- Task directions: Among these entries, how many lines have the string "Connectivity" in them? Only the number is needed.

- Provided information:
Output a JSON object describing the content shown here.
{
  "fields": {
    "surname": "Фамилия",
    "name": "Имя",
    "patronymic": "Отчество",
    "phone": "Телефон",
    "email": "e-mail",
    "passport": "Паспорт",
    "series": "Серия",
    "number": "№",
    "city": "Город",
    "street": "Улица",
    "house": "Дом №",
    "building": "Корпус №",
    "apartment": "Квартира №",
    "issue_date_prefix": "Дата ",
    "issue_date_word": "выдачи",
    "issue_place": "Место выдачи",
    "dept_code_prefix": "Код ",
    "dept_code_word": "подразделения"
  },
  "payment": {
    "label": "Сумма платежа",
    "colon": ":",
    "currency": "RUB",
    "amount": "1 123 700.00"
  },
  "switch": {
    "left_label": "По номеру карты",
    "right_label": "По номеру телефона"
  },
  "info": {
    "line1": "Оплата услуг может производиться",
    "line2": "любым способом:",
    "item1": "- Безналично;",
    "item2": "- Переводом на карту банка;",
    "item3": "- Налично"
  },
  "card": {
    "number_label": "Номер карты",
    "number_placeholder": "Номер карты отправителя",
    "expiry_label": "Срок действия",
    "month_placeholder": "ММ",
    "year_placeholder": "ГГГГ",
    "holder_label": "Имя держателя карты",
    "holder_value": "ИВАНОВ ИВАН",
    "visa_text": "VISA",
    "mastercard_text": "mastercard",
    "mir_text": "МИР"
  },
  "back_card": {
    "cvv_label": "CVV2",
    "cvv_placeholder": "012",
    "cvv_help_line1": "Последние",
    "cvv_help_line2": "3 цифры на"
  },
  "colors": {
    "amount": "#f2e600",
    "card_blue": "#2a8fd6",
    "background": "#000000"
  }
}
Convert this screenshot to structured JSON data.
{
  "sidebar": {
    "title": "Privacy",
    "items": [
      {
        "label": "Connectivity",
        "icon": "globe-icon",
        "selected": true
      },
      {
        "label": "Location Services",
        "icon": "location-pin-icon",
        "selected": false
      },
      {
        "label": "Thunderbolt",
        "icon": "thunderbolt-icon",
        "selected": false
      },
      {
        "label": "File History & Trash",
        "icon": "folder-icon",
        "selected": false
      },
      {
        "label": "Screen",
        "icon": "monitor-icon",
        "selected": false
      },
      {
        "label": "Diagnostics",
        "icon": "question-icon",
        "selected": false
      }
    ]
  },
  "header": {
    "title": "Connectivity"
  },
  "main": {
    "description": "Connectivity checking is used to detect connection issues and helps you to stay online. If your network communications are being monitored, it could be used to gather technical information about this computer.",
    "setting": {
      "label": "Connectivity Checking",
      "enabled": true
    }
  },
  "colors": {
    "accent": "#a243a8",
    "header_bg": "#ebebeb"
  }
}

- Output of the exercise: 4